This is the second installment of our Licensing and Compliance Lab's series on free software developers who choose GNU licenses for their works.
When it comes to making sales, once just isn't enough for big publishers and record labels. Publishers, Hollywood, and the music industry--many of the same folks who brought you SOPA and PIPA--are trying new tactics to control what we can do with copyrighted material after we buy it.
The Copyright Office picked Sony over you; fails to expand DMCA anti-circumvention exemptions to devices other than cell phones, or to the sharing of anti-circumvention software
Yesterday morning, the Free Software Foundation crashed the Windows 8 launch event in New York City. A cheerful GNU and her team handed out DVDs loaded with Trisquel, FSF stickers, and information about our new pledge, which asks Windows users to upgrade not to Windows 8, but to GNU/Linux.
The nomination window for the 15th annual Free Software Awards is open. Now is your chance to show some love for your favorite free software hero or an inspiring project that uses free software or free software principles to benefit humanity.
Today is Ada Lovelace Day, a day to celebrate women's contributions to science and technology.
Today the Free Software Foundation is proud and excited to assist the GNU MediaGoblin project in its fundraising effort. MediaGoblin's volunteer team is working on a next-generation social web system where users will share their experiences through photos, videos and audio, all without running proprietary software. This project is ambitious, not just because it will support multiple media types, but also because it will use a special new network system called federation, which unifies a group of separately-owned servers into a single interface for the user. This means that anyone wishing to start a MediaGoblin server will be able to do so, optionally customizing the code to their needs and offering unique options to users.

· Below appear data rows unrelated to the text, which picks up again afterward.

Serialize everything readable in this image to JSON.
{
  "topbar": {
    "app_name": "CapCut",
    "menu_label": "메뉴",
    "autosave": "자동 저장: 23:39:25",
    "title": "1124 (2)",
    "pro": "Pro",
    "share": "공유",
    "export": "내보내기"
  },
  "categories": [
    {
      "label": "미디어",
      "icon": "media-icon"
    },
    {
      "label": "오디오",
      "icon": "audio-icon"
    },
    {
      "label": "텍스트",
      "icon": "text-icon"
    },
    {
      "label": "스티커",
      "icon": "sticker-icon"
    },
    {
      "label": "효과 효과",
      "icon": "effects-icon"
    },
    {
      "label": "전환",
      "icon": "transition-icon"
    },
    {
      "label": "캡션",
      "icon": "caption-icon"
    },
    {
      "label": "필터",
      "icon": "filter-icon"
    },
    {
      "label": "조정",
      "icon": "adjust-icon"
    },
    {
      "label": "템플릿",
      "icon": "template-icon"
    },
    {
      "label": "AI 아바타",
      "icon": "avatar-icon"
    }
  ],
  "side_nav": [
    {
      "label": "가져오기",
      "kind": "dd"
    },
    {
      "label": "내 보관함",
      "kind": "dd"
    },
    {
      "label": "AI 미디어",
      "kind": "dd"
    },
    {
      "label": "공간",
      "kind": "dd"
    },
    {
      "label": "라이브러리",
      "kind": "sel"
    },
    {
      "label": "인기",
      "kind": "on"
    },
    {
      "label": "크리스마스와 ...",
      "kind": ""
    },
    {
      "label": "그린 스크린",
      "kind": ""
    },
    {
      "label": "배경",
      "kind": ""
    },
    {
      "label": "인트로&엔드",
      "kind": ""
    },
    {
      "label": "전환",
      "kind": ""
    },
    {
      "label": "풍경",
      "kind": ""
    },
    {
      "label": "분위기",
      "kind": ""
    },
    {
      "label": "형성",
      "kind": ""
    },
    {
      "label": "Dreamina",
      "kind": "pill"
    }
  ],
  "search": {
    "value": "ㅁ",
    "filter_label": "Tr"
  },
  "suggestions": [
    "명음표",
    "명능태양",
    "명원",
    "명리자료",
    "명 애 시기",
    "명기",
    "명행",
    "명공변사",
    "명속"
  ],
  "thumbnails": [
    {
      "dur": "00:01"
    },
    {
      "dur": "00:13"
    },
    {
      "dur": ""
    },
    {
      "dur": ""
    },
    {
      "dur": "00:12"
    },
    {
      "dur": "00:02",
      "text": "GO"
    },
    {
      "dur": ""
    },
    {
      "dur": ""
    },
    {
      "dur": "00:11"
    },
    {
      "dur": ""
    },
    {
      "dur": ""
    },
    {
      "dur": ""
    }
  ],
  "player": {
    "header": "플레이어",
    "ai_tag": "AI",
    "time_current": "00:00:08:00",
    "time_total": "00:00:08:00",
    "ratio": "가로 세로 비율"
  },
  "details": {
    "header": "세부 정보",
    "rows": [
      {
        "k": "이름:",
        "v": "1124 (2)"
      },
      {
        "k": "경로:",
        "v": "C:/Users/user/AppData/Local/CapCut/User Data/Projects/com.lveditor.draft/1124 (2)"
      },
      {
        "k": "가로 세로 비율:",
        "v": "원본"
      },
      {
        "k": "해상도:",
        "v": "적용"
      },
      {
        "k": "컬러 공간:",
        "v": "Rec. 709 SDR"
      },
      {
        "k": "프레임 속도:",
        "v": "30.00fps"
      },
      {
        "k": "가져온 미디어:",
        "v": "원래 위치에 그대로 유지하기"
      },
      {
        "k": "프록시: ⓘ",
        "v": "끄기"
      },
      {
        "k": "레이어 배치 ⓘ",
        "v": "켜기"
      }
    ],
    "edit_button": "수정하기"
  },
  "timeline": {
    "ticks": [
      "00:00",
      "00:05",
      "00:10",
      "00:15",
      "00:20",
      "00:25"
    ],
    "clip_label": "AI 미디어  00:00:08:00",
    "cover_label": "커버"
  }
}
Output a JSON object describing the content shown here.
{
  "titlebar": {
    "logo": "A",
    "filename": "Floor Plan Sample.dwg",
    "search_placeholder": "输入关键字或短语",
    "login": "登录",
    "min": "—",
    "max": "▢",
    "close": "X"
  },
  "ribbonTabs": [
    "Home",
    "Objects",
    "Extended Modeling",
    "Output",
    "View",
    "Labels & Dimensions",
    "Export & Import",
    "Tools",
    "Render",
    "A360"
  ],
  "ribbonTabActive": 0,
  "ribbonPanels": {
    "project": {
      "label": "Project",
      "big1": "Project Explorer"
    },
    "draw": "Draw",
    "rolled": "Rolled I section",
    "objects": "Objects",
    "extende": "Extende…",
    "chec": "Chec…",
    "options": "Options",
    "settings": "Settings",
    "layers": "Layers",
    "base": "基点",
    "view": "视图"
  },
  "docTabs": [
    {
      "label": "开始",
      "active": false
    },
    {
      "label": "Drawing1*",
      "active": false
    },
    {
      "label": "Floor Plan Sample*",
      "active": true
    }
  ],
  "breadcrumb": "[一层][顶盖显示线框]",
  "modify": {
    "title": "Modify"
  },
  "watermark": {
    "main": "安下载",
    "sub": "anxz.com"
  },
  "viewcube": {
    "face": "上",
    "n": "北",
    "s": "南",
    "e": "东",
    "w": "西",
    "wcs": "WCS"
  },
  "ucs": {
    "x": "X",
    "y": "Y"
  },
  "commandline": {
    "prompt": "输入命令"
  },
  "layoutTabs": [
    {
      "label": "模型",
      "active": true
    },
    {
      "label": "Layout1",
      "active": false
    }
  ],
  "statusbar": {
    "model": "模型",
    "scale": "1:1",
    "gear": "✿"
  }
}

PersonalWeb's software patent suit against Github and others threatens the freedom of the Web. In order to make sure that the Web can remain a free and accessible space for everyone, we need to rid ourselves of all the patents that threaten its viability. We need to end software patents.
Hampshire student and FSF campaigns organizer Kira shares the success of their ambitious project to help fellow students get started with free software. The achievements of Kira's organization, LibrePlanet/Students for Free Culture, is exciting and replicable outside of Hampshire. Kira provides suggestions to help other students realize the same changes at their schools.